Steve Forrester wrote, "It is a curse to live in an era you do not understand." I suspect that it is a rare era that understands itself.

G.W.F. Hegel said that the owl of Minerva takes flight only with the setting of the sun, that is to say, historical insight and wisdom is possible only after an era has passed. Be that as it may, it is not so difficult to recognize when there is a problem, even if explicitly defining that problem is more difficult. That Oregon now has problems, mostly self-inflicted, is mysterious to no one.
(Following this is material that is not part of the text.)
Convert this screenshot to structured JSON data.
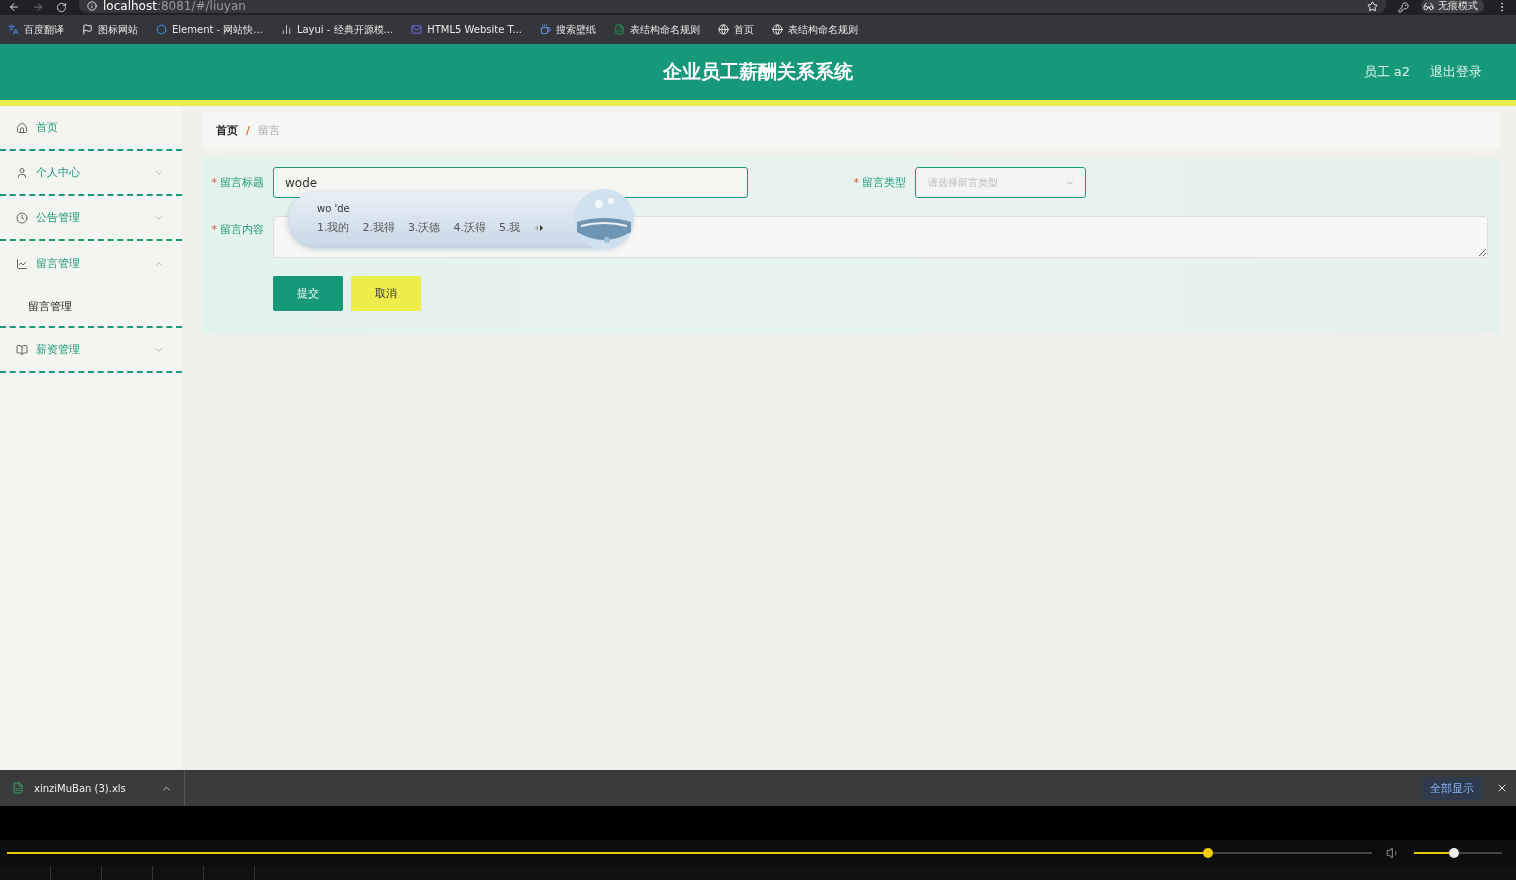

Both Forrester and Dick Hughes, in their essays on Greater Idaho (The Astorian, June 1), emphasized the unlikelihood of Oregon counties successfully pursuing their stated goal, but neither made the obvious observation that this vote is a rebuke and a repudiation of the direction of Oregon's political development.
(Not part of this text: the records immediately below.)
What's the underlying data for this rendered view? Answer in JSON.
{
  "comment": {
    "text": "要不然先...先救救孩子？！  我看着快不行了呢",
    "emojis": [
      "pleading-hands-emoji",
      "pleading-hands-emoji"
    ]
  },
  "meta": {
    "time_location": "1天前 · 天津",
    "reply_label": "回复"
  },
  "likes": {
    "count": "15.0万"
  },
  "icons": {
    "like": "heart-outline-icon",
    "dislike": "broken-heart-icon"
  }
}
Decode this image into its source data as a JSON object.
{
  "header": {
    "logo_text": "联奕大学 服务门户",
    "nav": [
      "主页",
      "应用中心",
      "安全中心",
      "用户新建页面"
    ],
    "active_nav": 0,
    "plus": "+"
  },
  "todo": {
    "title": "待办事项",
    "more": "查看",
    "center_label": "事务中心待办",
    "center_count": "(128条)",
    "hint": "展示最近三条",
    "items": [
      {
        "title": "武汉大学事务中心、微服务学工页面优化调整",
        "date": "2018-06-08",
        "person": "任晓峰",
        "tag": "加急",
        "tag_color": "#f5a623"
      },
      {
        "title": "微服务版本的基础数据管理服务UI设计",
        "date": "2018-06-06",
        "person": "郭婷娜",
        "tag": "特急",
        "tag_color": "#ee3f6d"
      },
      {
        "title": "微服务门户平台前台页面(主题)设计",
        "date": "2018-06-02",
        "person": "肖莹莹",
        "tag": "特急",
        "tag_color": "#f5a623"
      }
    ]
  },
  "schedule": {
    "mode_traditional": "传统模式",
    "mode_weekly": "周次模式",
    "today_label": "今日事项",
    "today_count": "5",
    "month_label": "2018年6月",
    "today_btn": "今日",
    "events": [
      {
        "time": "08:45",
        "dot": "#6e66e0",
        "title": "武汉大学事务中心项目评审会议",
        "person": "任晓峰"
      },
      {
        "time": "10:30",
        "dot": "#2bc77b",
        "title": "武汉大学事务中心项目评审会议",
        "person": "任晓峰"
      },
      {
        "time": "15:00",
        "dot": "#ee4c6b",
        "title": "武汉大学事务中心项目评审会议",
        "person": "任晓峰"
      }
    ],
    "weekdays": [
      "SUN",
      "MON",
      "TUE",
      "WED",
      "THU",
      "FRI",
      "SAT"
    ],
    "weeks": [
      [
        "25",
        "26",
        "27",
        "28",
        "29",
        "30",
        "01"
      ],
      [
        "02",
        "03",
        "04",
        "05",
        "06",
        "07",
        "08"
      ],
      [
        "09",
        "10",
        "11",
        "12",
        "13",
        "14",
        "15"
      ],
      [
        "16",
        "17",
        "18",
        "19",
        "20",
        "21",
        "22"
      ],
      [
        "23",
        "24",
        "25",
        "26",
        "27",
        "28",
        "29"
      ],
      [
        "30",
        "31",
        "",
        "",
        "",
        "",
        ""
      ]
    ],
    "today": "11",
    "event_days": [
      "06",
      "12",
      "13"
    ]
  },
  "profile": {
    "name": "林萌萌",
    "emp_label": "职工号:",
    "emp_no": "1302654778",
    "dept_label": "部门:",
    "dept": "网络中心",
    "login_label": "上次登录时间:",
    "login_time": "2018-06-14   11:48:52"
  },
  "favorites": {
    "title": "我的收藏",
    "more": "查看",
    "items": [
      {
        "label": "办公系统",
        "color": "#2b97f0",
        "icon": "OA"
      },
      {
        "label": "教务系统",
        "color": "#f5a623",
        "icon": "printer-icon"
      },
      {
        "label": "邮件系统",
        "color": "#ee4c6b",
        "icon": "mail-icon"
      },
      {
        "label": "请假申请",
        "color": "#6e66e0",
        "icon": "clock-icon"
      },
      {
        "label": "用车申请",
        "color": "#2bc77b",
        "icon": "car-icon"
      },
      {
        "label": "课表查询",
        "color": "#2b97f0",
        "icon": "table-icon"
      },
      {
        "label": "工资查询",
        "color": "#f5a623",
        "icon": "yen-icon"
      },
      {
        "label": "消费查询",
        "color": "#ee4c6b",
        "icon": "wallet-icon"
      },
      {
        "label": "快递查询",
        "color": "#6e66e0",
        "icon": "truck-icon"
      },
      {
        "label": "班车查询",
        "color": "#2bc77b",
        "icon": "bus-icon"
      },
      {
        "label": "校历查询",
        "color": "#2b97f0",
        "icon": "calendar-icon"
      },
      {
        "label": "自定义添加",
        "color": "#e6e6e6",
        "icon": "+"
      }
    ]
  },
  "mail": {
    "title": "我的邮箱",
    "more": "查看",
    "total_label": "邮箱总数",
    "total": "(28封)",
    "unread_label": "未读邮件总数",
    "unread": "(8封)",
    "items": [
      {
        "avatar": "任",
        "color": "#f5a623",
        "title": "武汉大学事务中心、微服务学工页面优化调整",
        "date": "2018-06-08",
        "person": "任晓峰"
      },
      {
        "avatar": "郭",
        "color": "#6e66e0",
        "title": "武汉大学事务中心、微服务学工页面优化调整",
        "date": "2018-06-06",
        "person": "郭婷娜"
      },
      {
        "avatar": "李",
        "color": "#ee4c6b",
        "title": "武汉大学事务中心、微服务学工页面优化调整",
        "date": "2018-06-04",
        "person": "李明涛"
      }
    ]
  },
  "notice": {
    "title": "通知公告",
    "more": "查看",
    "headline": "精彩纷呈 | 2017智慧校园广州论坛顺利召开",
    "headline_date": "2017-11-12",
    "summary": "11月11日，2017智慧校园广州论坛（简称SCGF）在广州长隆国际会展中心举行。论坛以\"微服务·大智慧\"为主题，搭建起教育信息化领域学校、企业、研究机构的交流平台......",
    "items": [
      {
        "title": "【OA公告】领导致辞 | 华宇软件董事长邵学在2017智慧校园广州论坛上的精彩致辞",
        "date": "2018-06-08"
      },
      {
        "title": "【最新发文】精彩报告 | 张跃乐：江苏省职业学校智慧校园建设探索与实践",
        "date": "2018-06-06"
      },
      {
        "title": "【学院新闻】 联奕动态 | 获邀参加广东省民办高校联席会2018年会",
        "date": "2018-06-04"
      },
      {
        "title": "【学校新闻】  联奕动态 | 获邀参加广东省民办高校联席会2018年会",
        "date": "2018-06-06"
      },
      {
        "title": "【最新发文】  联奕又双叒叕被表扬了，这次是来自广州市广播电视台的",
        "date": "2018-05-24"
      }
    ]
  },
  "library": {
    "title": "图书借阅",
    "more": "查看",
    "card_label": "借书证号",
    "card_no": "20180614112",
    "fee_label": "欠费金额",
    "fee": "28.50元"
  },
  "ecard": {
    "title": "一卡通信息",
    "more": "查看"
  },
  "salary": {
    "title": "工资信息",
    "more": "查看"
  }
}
Forrester noted that a rosy view of Oregon's past glosses over the hard negotiations that made our formerly high quality of life possible, but if one is honest, it must be said that the counties that voted to leave Oregon are probably prepared for far harder negotiations.

Where the willingness for such negotiations is lacking is among a political class that has placed ideology above and before keeping the streets clean and potholes filled.
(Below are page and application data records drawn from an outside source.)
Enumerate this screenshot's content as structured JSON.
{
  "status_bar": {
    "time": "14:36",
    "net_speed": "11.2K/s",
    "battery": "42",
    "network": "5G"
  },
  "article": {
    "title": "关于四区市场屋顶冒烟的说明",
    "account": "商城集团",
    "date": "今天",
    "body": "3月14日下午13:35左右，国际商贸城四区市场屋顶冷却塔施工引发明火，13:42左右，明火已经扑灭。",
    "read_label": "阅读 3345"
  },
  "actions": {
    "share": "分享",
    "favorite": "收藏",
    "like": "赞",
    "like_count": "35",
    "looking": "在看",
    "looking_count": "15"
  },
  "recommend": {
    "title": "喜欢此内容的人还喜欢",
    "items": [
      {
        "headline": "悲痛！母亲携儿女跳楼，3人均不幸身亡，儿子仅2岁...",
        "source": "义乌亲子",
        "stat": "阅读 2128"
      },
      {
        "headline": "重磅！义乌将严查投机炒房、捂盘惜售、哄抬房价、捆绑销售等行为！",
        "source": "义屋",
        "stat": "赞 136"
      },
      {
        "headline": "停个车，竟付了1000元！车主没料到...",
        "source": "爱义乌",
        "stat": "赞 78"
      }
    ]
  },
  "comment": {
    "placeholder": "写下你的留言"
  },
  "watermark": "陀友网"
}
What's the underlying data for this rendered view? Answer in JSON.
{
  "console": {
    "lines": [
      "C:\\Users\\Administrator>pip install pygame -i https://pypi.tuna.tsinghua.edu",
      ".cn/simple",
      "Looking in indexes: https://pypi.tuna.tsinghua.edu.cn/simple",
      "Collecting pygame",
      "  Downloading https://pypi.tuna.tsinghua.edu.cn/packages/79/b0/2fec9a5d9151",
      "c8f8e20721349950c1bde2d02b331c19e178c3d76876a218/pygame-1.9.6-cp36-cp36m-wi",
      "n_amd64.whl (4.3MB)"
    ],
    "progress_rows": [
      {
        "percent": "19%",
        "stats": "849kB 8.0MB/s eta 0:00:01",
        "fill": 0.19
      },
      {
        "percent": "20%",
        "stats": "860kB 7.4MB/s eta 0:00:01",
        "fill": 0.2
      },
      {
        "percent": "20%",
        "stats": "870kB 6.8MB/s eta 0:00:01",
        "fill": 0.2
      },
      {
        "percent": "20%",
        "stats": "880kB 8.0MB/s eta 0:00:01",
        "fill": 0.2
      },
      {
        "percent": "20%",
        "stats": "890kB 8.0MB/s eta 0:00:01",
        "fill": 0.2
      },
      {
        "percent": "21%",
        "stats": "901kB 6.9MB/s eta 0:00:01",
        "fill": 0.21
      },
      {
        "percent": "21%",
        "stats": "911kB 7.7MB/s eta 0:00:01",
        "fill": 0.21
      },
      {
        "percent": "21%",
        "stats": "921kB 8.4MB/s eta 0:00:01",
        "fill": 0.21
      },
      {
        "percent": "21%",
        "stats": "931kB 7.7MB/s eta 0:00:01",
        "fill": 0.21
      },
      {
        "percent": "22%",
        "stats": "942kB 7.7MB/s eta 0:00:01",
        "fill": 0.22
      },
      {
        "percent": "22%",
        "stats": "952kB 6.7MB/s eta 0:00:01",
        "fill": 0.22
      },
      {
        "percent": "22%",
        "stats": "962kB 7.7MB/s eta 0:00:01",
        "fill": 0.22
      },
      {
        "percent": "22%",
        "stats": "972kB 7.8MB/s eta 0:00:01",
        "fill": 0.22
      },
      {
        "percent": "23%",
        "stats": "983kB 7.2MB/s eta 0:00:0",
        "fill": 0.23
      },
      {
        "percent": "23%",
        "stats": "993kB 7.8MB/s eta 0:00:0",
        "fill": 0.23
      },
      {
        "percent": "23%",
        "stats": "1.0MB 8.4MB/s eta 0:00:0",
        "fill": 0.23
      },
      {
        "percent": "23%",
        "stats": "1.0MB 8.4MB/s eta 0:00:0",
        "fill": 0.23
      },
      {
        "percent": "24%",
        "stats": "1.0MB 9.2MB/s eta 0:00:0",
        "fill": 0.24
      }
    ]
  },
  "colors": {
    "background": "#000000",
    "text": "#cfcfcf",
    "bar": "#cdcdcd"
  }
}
For my part, I would like to see Brownsmead also pursue an exit from Oregon, as no one here is represented by the politicians in Salem or the anarchists in Portland.